--- Data excerpts ---
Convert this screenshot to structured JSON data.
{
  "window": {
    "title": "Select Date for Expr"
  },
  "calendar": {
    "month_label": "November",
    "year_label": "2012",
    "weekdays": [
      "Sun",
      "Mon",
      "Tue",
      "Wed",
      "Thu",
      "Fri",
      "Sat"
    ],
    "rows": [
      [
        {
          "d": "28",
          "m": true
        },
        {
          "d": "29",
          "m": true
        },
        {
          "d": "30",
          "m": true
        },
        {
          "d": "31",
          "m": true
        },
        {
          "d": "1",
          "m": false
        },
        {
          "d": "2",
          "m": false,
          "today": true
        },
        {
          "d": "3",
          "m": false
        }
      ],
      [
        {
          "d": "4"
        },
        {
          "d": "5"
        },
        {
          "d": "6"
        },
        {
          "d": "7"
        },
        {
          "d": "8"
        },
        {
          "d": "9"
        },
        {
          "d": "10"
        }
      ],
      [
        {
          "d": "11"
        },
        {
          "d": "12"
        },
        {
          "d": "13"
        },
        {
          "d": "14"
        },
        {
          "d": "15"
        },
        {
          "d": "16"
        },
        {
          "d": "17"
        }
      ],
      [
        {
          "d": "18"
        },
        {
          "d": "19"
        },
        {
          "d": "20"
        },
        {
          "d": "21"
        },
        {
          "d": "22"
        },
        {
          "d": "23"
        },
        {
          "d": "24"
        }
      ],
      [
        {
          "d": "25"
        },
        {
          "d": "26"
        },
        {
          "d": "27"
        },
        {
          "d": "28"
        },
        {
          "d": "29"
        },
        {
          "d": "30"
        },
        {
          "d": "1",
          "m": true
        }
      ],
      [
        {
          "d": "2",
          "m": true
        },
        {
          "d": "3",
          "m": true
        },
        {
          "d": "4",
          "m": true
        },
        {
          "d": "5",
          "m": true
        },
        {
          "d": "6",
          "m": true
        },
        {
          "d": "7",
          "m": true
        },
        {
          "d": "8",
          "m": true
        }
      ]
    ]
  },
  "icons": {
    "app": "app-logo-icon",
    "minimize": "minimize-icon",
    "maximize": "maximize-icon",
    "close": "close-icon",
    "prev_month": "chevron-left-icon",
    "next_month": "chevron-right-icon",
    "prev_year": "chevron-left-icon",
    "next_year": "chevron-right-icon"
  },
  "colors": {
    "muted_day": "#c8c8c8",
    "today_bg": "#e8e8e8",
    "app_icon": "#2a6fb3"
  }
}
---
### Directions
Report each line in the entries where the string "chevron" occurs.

### Written reply
    "prev_month": "chevron-left-icon",
    "next_month": "chevron-right-icon",
    "prev_year": "chevron-left-icon",
    "next_year": "chevron-right-icon"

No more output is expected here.